India and the United States have released details of how they intend to share civilian nuclear technology.
India would be able to use US technology in its nuclear facilities
The details are part of a deal agreed between the two countries over the last two years. They cover issues like reprocessing rights and fuel reserves.
A statement released by both sides last week described the agreement as a "historic milestone".
The deal guarantees India fuel supplies for its civilian programme, and allows it to reprocess spent fuel.
"The United States will support an Indian effort to develop a strategic reserve of nuclear fuel to guard against any disruption of supply over the lifetime of India's reactors," the text says.
NUCLEAR POWER IN INDIA
India has 14 reactors in commercial operation and nine under construction
Nuclear power supplies about 3% of India's electricity
By 2050, nuclear power is expected to provide 25% of the country's electricity
India has limited coal and uranium reserves
Its huge thorium reserves - about 25% of the world's total - are expected to fuel its nuclear power programme long-term
Source: Uranium Information Center
The details released on Friday are certain to be well-received in India, which has been granted many of the demands it has made to the US during two years of negotiations.
Experts say that the right to stockpile fuel and the right to reprocess fuel is a key step towards developing nuclear weapons.
However, the deal stipulates that reprocessing can only take place at a facility safeguarded by UN inspectors to prevent it from being used in bombs.
The US is keen to prevent nuclear weapons proliferation around the world and is especially eager to prevent Iran from developing its capacity.
It is not yet clear how the deal will be received in the US - the text released on Friday does not say for example what will happen if India carries out another nuclear weapons test after the last one in 1998.
But it does state that if the fuel supply from the US is for any reason cut off in future - possibly because of an Indian test - Washington would help find third countries to supply Indian reactors.
The deal reverses three decades of American anti-proliferation policy and formalises a warmer relationship between two former Cold war adversaries.
COUNTDOWN TO AGREEMENT
July 2005: India and the US announce the deal
March 2006: Deal "finalised" in Delhi during visit of US President George W Bush
July 2006: US House of Representatives approves deal
November 2006: US Senate votes in favour of deal
July 2007: US and India finalise negotiations
Correspondents say much what is in the text of the so-called 1-2-3 agreement released Friday has already been revealed by officials in Delhi and Washington.
Last week the two countries announced that they had finalised the technical agreement, and were only waiting to brief lawmakers before formally unveiling it.
Before the deal goes ahead, India also needs to make separate agreements with the UN nuclear watchdog, the International Atomic Energy Agency, and the Nuclear Suppliers Group, an assembly of nations that export nuclear material.

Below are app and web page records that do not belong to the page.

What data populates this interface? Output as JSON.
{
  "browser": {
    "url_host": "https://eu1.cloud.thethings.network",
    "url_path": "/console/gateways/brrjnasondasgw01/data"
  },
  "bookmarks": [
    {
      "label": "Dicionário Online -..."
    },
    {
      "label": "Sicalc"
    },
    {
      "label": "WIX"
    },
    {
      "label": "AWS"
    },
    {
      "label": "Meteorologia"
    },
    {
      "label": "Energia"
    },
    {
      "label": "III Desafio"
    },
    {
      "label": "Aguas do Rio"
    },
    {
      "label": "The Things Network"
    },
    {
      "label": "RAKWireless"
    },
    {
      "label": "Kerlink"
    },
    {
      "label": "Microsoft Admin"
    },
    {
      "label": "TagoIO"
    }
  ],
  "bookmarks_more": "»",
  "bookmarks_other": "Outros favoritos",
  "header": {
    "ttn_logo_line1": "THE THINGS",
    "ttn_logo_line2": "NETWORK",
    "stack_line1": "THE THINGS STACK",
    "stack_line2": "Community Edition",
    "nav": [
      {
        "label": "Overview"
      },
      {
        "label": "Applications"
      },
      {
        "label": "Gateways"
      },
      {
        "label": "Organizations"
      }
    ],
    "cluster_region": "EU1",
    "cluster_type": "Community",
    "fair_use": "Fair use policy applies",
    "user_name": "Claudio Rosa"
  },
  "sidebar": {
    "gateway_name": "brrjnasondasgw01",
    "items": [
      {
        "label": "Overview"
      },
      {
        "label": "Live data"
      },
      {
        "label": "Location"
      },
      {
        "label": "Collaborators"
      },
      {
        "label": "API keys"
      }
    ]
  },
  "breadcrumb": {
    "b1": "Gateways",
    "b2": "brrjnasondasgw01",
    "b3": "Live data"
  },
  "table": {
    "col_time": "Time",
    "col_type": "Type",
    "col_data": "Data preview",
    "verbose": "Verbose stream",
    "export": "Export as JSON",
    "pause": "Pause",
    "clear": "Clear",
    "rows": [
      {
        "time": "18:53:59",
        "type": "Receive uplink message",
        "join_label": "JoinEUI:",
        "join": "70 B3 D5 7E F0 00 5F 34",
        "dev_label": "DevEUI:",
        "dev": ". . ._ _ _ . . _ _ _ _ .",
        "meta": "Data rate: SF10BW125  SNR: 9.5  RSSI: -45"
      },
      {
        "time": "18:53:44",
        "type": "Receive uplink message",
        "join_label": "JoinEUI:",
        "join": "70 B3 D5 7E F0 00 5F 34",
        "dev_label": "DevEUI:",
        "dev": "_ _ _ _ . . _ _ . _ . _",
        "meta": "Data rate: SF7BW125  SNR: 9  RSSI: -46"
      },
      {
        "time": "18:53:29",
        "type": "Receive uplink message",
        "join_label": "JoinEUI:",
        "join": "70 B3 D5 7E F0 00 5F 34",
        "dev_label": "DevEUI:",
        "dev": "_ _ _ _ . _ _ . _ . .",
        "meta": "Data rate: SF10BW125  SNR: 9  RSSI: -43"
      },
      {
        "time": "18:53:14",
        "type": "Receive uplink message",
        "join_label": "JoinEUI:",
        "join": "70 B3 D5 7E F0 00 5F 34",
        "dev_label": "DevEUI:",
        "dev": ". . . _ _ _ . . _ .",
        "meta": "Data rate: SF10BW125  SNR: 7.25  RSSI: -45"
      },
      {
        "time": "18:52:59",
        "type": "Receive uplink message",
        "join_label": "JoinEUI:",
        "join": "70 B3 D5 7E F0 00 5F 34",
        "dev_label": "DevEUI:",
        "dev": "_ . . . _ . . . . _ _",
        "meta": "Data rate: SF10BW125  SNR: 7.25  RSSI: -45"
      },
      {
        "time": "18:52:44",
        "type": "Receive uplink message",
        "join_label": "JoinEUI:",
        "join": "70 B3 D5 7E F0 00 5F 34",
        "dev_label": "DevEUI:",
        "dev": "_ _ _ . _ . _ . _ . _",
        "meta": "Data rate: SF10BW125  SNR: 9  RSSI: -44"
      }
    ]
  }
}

Both India and the US insist the deal is only about cooperation in civil nuclear energy, not the balance of power in the region.
But Pakistan has warned that the accord threatens regional stability, saying it would allow its arch rival to produce more atomic bombs.